▸ WHAT YOU SHOULD DO
Excluding pictures, give the entries again exactly as they appear.

Component data from apps and pages:
* * * *
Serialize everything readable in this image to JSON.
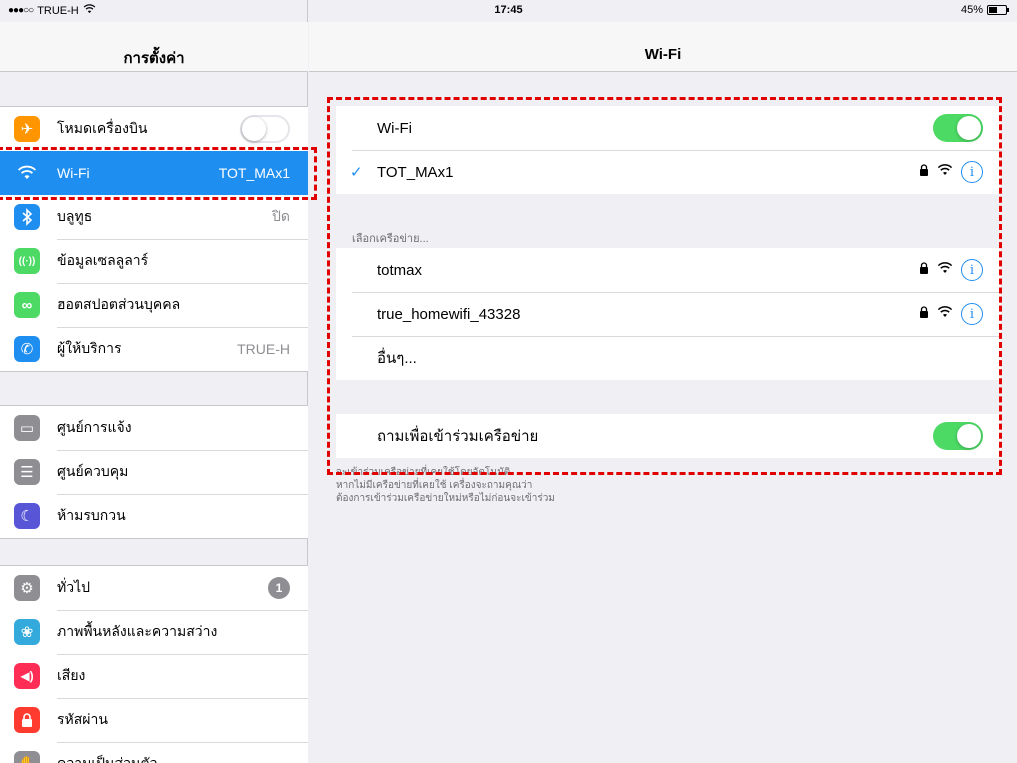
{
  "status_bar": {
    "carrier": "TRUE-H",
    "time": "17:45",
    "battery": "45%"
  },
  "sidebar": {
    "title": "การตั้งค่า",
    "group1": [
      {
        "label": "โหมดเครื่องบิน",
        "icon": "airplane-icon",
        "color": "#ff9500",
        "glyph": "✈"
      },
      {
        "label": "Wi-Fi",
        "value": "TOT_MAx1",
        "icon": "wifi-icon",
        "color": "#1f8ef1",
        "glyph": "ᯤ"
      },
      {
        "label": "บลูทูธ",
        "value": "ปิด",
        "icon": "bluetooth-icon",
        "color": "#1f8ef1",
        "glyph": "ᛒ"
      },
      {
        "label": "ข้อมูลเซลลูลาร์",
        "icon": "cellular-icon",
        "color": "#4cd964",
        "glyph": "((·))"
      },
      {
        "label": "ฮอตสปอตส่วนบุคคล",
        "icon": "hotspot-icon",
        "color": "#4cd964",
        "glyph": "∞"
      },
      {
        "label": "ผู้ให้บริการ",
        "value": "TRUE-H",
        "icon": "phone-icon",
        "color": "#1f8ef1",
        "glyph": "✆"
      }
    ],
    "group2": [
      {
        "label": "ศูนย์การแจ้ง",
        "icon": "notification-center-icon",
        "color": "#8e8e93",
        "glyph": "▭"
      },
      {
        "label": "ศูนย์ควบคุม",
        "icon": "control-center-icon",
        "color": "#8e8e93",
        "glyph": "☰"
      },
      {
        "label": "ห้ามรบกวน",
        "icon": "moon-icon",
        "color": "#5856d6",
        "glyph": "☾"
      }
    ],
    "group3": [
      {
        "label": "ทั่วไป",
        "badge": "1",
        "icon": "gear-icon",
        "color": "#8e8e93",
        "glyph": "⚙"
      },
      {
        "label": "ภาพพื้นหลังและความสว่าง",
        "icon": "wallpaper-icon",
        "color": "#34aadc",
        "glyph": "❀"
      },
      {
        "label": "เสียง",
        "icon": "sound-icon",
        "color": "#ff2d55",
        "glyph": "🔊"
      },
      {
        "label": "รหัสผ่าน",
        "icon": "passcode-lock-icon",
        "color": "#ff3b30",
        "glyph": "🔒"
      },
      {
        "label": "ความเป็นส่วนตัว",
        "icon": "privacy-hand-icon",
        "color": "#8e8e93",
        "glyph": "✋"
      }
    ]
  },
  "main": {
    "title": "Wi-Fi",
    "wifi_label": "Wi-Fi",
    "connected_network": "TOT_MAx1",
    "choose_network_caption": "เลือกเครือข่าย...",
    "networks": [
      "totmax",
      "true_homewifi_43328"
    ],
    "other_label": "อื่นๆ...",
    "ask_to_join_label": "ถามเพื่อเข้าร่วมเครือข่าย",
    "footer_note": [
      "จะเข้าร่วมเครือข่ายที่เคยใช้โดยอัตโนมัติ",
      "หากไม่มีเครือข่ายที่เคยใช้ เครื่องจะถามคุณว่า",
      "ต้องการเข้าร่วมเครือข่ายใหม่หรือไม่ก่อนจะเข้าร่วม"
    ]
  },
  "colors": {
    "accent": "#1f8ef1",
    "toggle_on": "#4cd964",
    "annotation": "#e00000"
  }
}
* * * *
▸ RESULT
Serialize everything readable in this image to JSON.
{
  "status_bar": {
    "carrier": "TRUE-H",
    "time": "17:45",
    "battery": "45%"
  },
  "sidebar": {
    "title": "การตั้งค่า",
    "group1": [
      {
        "label": "โหมดเครื่องบิน",
        "icon": "airplane-icon",
        "color": "#ff9500",
        "glyph": "✈"
      },
      {
        "label": "Wi-Fi",
        "value": "TOT_MAx1",
        "icon": "wifi-icon",
        "color": "#1f8ef1",
        "glyph": "ᯤ"
      },
      {
        "label": "บลูทูธ",
        "value": "ปิด",
        "icon": "bluetooth-icon",
        "color": "#1f8ef1",
        "glyph": "ᛒ"
      },
      {
        "label": "ข้อมูลเซลลูลาร์",
        "icon": "cellular-icon",
        "color": "#4cd964",
        "glyph": "((·))"
      },
      {
        "label": "ฮอตสปอตส่วนบุคคล",
        "icon": "hotspot-icon",
        "color": "#4cd964",
        "glyph": "∞"
      },
      {
        "label": "ผู้ให้บริการ",
        "value": "TRUE-H",
        "icon": "phone-icon",
        "color": "#1f8ef1",
        "glyph": "✆"
      }
    ],
    "group2": [
      {
        "label": "ศูนย์การแจ้ง",
        "icon": "notification-center-icon",
        "color": "#8e8e93",
        "glyph": "▭"
      },
      {
        "label": "ศูนย์ควบคุม",
        "icon": "control-center-icon",
        "color": "#8e8e93",
        "glyph": "☰"
      },
      {
        "label": "ห้ามรบกวน",
        "icon": "moon-icon",
        "color": "#5856d6",
        "glyph": "☾"
      }
    ],
    "group3": [
      {
        "label": "ทั่วไป",
        "badge": "1",
        "icon": "gear-icon",
        "color": "#8e8e93",
        "glyph": "⚙"
      },
      {
        "label": "ภาพพื้นหลังและความสว่าง",
        "icon": "wallpaper-icon",
        "color": "#34aadc",
        "glyph": "❀"
      },
      {
        "label": "เสียง",
        "icon": "sound-icon",
        "color": "#ff2d55",
        "glyph": "🔊"
      },
      {
        "label": "รหัสผ่าน",
        "icon": "passcode-lock-icon",
        "color": "#ff3b30",
        "glyph": "🔒"
      },
      {
        "label": "ความเป็นส่วนตัว",
        "icon": "privacy-hand-icon",
        "color": "#8e8e93",
        "glyph": "✋"
      }
    ]
  },
  "main": {
    "title": "Wi-Fi",
    "wifi_label": "Wi-Fi",
    "connected_network": "TOT_MAx1",
    "choose_network_caption": "เลือกเครือข่าย...",
    "networks": [
      "totmax",
      "true_homewifi_43328"
    ],
    "other_label": "อื่นๆ...",
    "ask_to_join_label": "ถามเพื่อเข้าร่วมเครือข่าย",
    "footer_note": [
      "จะเข้าร่วมเครือข่ายที่เคยใช้โดยอัตโนมัติ",
      "หากไม่มีเครือข่ายที่เคยใช้ เครื่องจะถามคุณว่า",
      "ต้องการเข้าร่วมเครือข่ายใหม่หรือไม่ก่อนจะเข้าร่วม"
    ]
  },
  "colors": {
    "accent": "#1f8ef1",
    "toggle_on": "#4cd964",
    "annotation": "#e00000"
  }
}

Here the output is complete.